World War MemorialEdit profile
The World War Memorial, also known as the Kimball War Memorial Building, stands on a hill in Kimball, West Virginia. Designed in 1927 by Welch, West Virginia architect Hassell T. Hicks, the memorial was dedicated in 1928 to African-American veterans of World War I. It was the first such memorial to African-American veterans in the United States. The building functioned as a community center in the isolated coal mining region until a fire in 1991, which destroyed the interior. The stone, terra cotta and brick Classical Revival building stood as a ruin for more than a decade until a restoration. The memorial building was listed while still a ruin on the National Register of Historic Places in 1993.
African-Americans represented as much as thirty-five percent of the workforce in McDowell County coal mines, with 1500 volunteering for service in World War I. After a county-funded war memorial was built in Welch, African-American veterans petitioned the county commission for funding, resulting in an appropriation of $25,000 for the building's construction. The completed building housed a hundred-seat meeting room, trophy room, kitchen, recreation center and a library, and was used by local citizens of all races. It was also home to the Kimball American Legion post, which was itself the first African-American Legion post. The building was abandoned in the 1970s. After an abortive proposal to sell the property, studies continued for its restoration until the 1991 fire.

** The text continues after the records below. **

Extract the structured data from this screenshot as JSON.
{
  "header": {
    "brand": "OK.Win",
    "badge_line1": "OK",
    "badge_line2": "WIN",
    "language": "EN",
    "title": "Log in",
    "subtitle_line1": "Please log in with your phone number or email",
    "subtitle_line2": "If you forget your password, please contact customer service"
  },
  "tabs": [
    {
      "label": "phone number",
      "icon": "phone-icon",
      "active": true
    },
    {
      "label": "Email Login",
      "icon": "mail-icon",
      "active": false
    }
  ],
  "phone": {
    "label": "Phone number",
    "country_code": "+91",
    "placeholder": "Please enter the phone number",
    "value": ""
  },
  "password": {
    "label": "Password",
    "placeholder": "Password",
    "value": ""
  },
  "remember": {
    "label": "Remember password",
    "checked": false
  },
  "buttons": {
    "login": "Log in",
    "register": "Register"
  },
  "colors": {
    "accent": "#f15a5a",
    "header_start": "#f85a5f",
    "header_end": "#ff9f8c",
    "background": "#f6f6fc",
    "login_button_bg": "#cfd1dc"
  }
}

The building was restored in the 2000s and is used as a community center, winning an Honor Award from the West Virginia chapter of the American Institute of Architects.